Last night we got to play with a train set that charges wirelessly with @WiChargeLTD ! Thanks @MarylandIsrael and for organizing this great talk and @yflicker for moderating! #israelicompanies #marylandcompanies #wirelesscharging #innovation pic.twitter.com/Aejr4qMEgg
— ETC Baltimore (@etcbaltimore) April 3, 2019
To allow the device to work, a receiver would either need to be embedded within the device, or attached to a phone’s charge port. Products displayed on the company’s website indicate it has created kits for smartphones, devices like the Amazon Echo and Google Home, as well as transmitters in a couple of sizes.
The technology was developed over nearly a decade, and Boger said the company also secured safety approvals related to infrared, which is regulated through both the Federal Communications Commission and the U.S. Food and Drug Administration.
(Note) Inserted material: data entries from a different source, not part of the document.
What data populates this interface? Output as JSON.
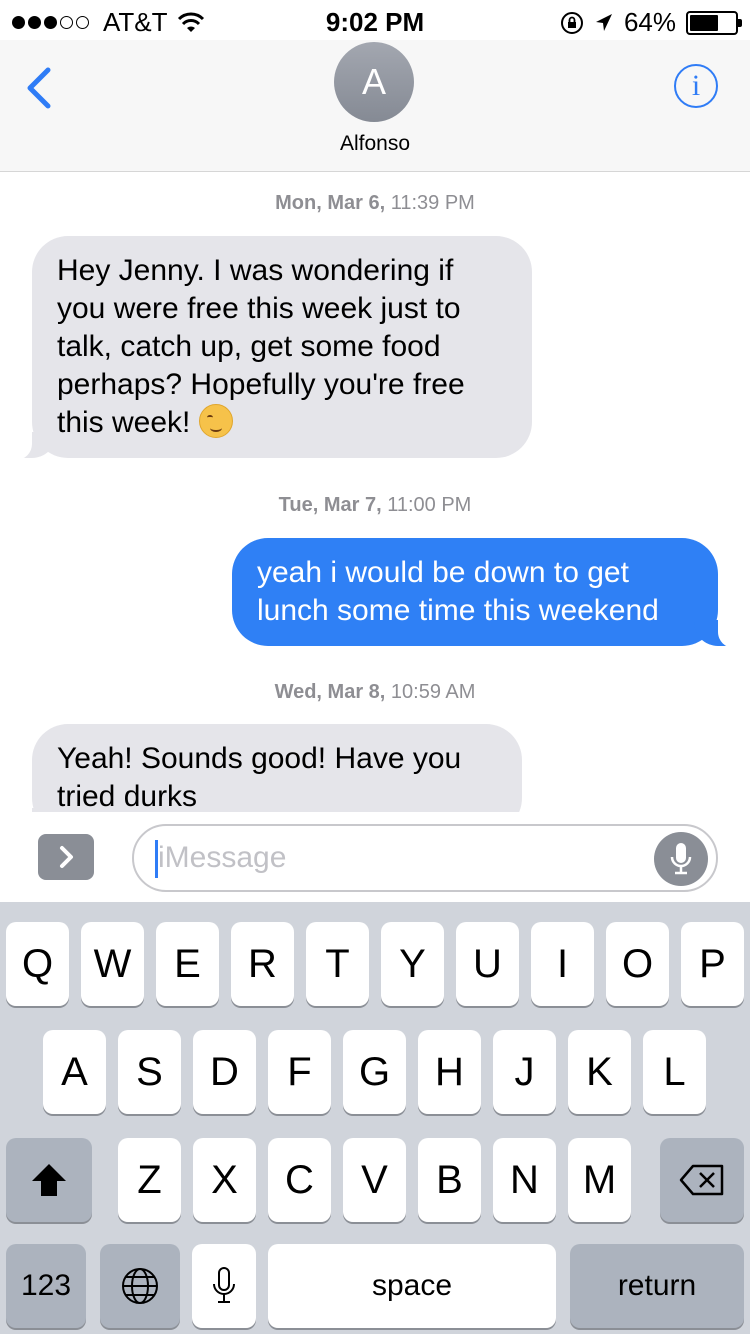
{
  "status_bar": {
    "signal_bars_filled": 3,
    "signal_bars_total": 5,
    "carrier": "AT&T",
    "time": "9:02 PM",
    "battery": "64%",
    "battery_level": 0.64
  },
  "header": {
    "avatar_initial": "A",
    "contact_name": "Alfonso",
    "back_icon": "chevron-left-icon",
    "info_icon": "info-icon",
    "accent_color": "#2f7cf6"
  },
  "messages": [
    {
      "type": "timestamp",
      "day": "Mon, Mar 6,",
      "time": "11:39 PM"
    },
    {
      "type": "incoming",
      "lines": [
        "Hey Jenny. I was wondering if",
        "you were free this week just to",
        "talk, catch up, get some food",
        "perhaps? Hopefully you're free",
        "this week!"
      ],
      "emoji": "smiling-face-emoji"
    },
    {
      "type": "timestamp",
      "day": "Tue, Mar 7,",
      "time": "11:00 PM"
    },
    {
      "type": "outgoing",
      "lines": [
        "yeah i would be down to get",
        "lunch some time this weekend"
      ]
    },
    {
      "type": "timestamp",
      "day": "Wed, Mar 8,",
      "time": "10:59 AM"
    },
    {
      "type": "incoming",
      "lines": [
        "Yeah! Sounds good! Have you",
        "tried durks"
      ]
    }
  ],
  "compose": {
    "placeholder": "iMessage",
    "apps_icon": "chevron-right-icon",
    "dictate_icon": "microphone-icon"
  },
  "keyboard": {
    "row1": [
      "Q",
      "W",
      "E",
      "R",
      "T",
      "Y",
      "U",
      "I",
      "O",
      "P"
    ],
    "row2": [
      "A",
      "S",
      "D",
      "F",
      "G",
      "H",
      "J",
      "K",
      "L"
    ],
    "row3": [
      "Z",
      "X",
      "C",
      "V",
      "B",
      "N",
      "M"
    ],
    "numbers_label": "123",
    "space_label": "space",
    "return_label": "return",
    "shift_icon": "shift-icon",
    "delete_icon": "delete-icon",
    "globe_icon": "globe-icon",
    "mic_icon": "microphone-icon"
  },
  "colors": {
    "incoming_bubble": "#e5e5ea",
    "outgoing_bubble": "#2f80f5",
    "keyboard_bg": "#d0d4db"
  }
}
“The desire to send energy wirelessly has always existed,” Boger said. But in the process of developing that technology it took a lot of problem solving “to figure out the right technology, to make it in such a way that it could be priced for consumers, to design it in such a way that it could meet safety certifications,” he said.
The company is now in sales and marketing mode, with Boger leading that effort and looking to grow a presence in the U.S. Initially, it’s focusing in the area of smart home technology and home security.
To demonstrate uses, the company partnered with Alarm.com and has been appearing at trade shows. One example came at CES, the annual consumer electronics confab in Las Vegas, where the technology was used to power the opening of a door on a Schlage smart lock. Alexa also got involved via a wirelessly charged Echo Dot.
Working with these home-based systems also has an advantage when it comes to introducing a new technology, Boger said. If a homeowner wants to install a system for their house, they can do so on an individual basis. When it comes to cell phones, on the other hand, wider adoption would come when systems are available in public spaces.
Boger said the company works with the businesses who make the home products to outfit them with the technology. It’s signed on several early customers, and Boger said the team currently anticipates that products with the tech could be available within the next year. The company also expects to be hiring for sales roles in the U.S.-30-
Baltimore cybersecurity company clean.io raises $5M Series A
NextStep Robotics raises $500K while eyeing product launch
After an early lift from local resources, this Baltimore startup got a federal grant to build AI for dental X-rays
Power Moves: Mark Conway follows City Council primary win with new Chesapeake Conservancy role
Sign-up for daily news updates from Technical.ly Baltimore